“A Window of Opportunity in Iran,” Says Special Rapporteur
At the 68th session of the United Nations General Assembly, Special Rapporteur Ahmed Shaheed presented his latest interim report on the situation of human rights in Iran and answered questions from several countries’ representatives today. Although Iranian authorities have yet to allow Shaheed to enter the country, the Iranian representative to the UN met with him in both Geneva and New York in the past month.
The 20-page report, based on 137 interviews, welcomed several positive developments in the situation of human rights in Iran while also emphasizing the need for reforms in both legislation and implementation of human rights principles. Shaheed cited the recent release of over a dozen prisoners of conscience, and urged the government of Iran to further release hundreds of other human rights defenders and prisoners of conscience. He also noted the widespread Internet censorship in Iran, as well as the persecution and prosecution of religious and ethnic minorities and media professionals. Shaheed urged the UN General Assembly to continue to give high priority to human rights in Iran.
In her response, the representative from Iran emphasized the recent presidential election, citing it as a “clear example of renewed … democracy.” She also drew attention to the effect of sanctions on the situation of human rights in Iran, calling them “belligerent.”
The Iranian representative said that Iran is fully dedicated to the protection of human rights, citing its cooperation with some UN human rights mechanisms, and said the report of the Special Rapporteur was a “non-objective and counterproductive exercise.” Speaking in English, the representative’s tone was markedly different from that of previous years, when the tone of the response has at times been openly hostile. She voiced the Iranian government’s continued reticence to allow the Special Rapporteur to enter Iran, and criticized the country-specific mandate.

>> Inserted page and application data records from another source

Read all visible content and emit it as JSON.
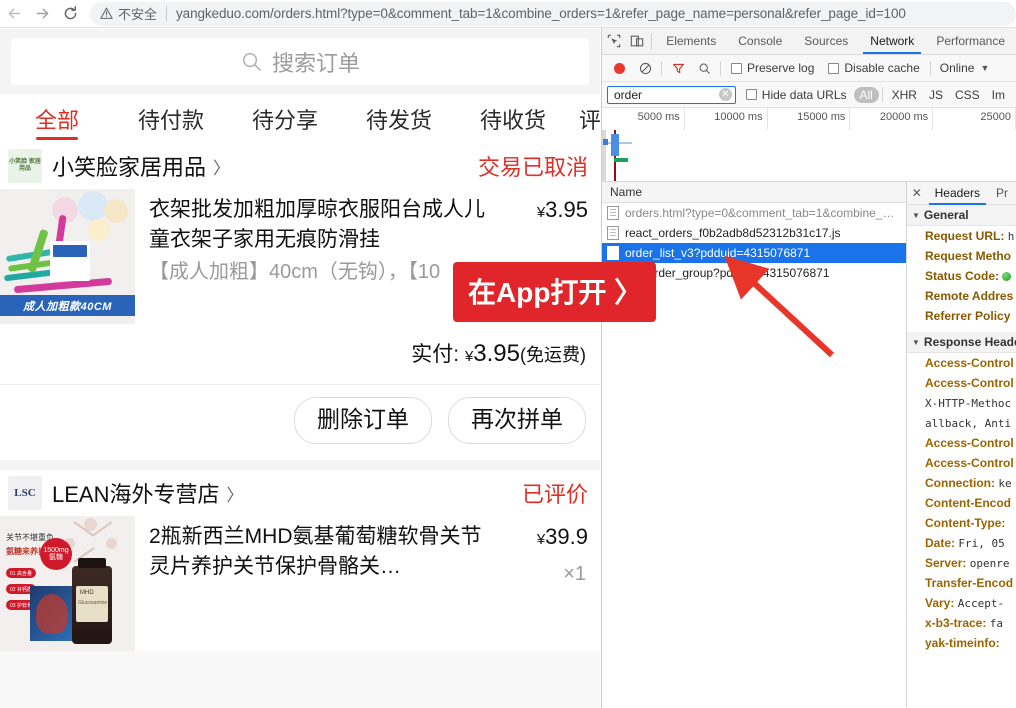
{
  "browser": {
    "back_label": "back-arrow",
    "forward_label": "forward-arrow",
    "reload_label": "reload",
    "security_text": "不安全",
    "url": "yangkeduo.com/orders.html?type=0&comment_tab=1&combine_orders=1&refer_page_name=personal&refer_page_id=100"
  },
  "page": {
    "search": {
      "placeholder": "搜索订单",
      "icon": "search-icon"
    },
    "tabs": [
      {
        "label": "全部",
        "active": true
      },
      {
        "label": "待付款",
        "active": false
      },
      {
        "label": "待分享",
        "active": false
      },
      {
        "label": "待发货",
        "active": false
      },
      {
        "label": "待收货",
        "active": false
      },
      {
        "label": "评",
        "active": false
      }
    ],
    "app_open_button": "在App打开 〉",
    "orders": [
      {
        "shop_name": "小笑脸家居用品",
        "shop_logo_text": "小笑脸 家居用品",
        "chevron": "〉",
        "status": "交易已取消",
        "item_title": "衣架批发加粗加厚晾衣服阳台成人儿童衣架子家用无痕防滑挂",
        "item_spec": "【成人加粗】40cm（无钩），【10",
        "price_symbol": "¥",
        "price": "3.95",
        "thumb_label": "成人加粗款40CM",
        "pay_label": "实付:",
        "pay_symbol": "¥",
        "pay_amount": "3.95",
        "pay_note": "(免运费)",
        "buttons": [
          "删除订单",
          "再次拼单"
        ]
      },
      {
        "shop_name": "LEAN海外专营店",
        "shop_logo_text": "LSC",
        "chevron": "〉",
        "status": "已评价",
        "item_title": "2瓶新西兰MHD氨基葡萄糖软骨关节灵片养护关节保护骨骼关…",
        "price_symbol": "¥",
        "price": "39.9",
        "quantity": "×1"
      }
    ]
  },
  "devtools": {
    "icons": {
      "inspect": "inspect-element-icon",
      "device": "device-toolbar-icon"
    },
    "tabs": [
      {
        "label": "Elements",
        "active": false
      },
      {
        "label": "Console",
        "active": false
      },
      {
        "label": "Sources",
        "active": false
      },
      {
        "label": "Network",
        "active": true
      },
      {
        "label": "Performance",
        "active": false
      }
    ],
    "toolbar": {
      "record_icon": "record-icon",
      "clear_icon": "clear-icon",
      "filter_icon": "filter-icon",
      "search_icon": "search-icon",
      "preserve_log": "Preserve log",
      "disable_cache": "Disable cache",
      "throttling": "Online",
      "throttling_caret": "▼"
    },
    "filterbar": {
      "filter_value": "order",
      "clear_icon": "clear-filter-icon",
      "hide_data_urls": "Hide data URLs",
      "types": [
        {
          "label": "All",
          "active": true
        },
        {
          "label": "XHR",
          "active": false
        },
        {
          "label": "JS",
          "active": false
        },
        {
          "label": "CSS",
          "active": false
        },
        {
          "label": "Im",
          "active": false
        }
      ]
    },
    "overview": {
      "ticks": [
        "5000 ms",
        "10000 ms",
        "15000 ms",
        "20000 ms",
        "25000 "
      ]
    },
    "requests": {
      "header": "Name",
      "rows": [
        {
          "name": "orders.html?type=0&comment_tab=1&combine_…",
          "selected": false,
          "dim": true,
          "icon": "document-icon"
        },
        {
          "name": "react_orders_f0b2adb8d52312b31c17.js",
          "selected": false,
          "dim": false,
          "icon": "document-icon"
        },
        {
          "name": "order_list_v3?pdduid=4315076871",
          "selected": true,
          "dim": false,
          "icon": "xhr-icon"
        },
        {
          "name": "my_order_group?pdduid=4315076871",
          "selected": false,
          "dim": false,
          "icon": "xhr-icon"
        }
      ]
    },
    "detail": {
      "close_icon": "close-icon",
      "tabs": [
        {
          "label": "Headers",
          "active": true
        },
        {
          "label": "Pr",
          "active": false
        }
      ],
      "general_section": "General",
      "general": [
        {
          "key": "Request URL:",
          "value": "h"
        },
        {
          "key": "Request Metho",
          "value": ""
        },
        {
          "key": "Status Code:",
          "value": "",
          "status_dot": true
        },
        {
          "key": "Remote Addres",
          "value": ""
        },
        {
          "key": "Referrer Policy",
          "value": ""
        }
      ],
      "response_section": "Response Heade",
      "response": [
        {
          "key": "Access-Control",
          "value": ""
        },
        {
          "key": "Access-Control",
          "value": ""
        },
        {
          "key": "X-HTTP-Methoc",
          "value": "",
          "mono": true
        },
        {
          "key": "",
          "value": "allback, Anti",
          "mono": true,
          "continuation": true
        },
        {
          "key": "Access-Control",
          "value": ""
        },
        {
          "key": "Access-Control",
          "value": ""
        },
        {
          "key": "Connection:",
          "value": "ke"
        },
        {
          "key": "Content-Encod",
          "value": ""
        },
        {
          "key": "Content-Type:",
          "value": ""
        },
        {
          "key": "Date:",
          "value": "Fri, 05"
        },
        {
          "key": "Server:",
          "value": "openre"
        },
        {
          "key": "Transfer-Encod",
          "value": ""
        },
        {
          "key": "Vary:",
          "value": "Accept-"
        },
        {
          "key": "x-b3-trace:",
          "value": "fa"
        },
        {
          "key": "yak-timeinfo:",
          "value": ""
        }
      ]
    }
  },
  "annotation": {
    "arrow_color": "#e8352a",
    "arrow_name": "red-annotation-arrow"
  }
}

After the Iranian representative’s response, several countries’ representatives commented and asked questions of the Special Rapporteur. Canada, Australia, the European Union, Ireland, Switzerland, the Czech Republic, the United States, Norway, the Maldives, the United Kingdom, and Brazil welcomed the Special Rapporteur’s report to varying degrees. Belarus and the Russian Federation criticized the Special Mandate as being politically motivated.
The representatives’ questions highlighted several human rights issues from the Special Rapporteur’s report of concern to their respective countries. In particular, several countries asked about the situation of women’s rights, the rights of children, of religious and ethnic minorities, the high rate of executions, including executions of minors and those charged with crimes that do not meet the “most serious crimes” requirements, and the effect of sanctions on the human rights situation in the country. The Special Rapporteur responded to questions and closed by saying that the new administration represents a “window of opportunity in Iran,” which he hopes will lead to positive changes in the human rights situation.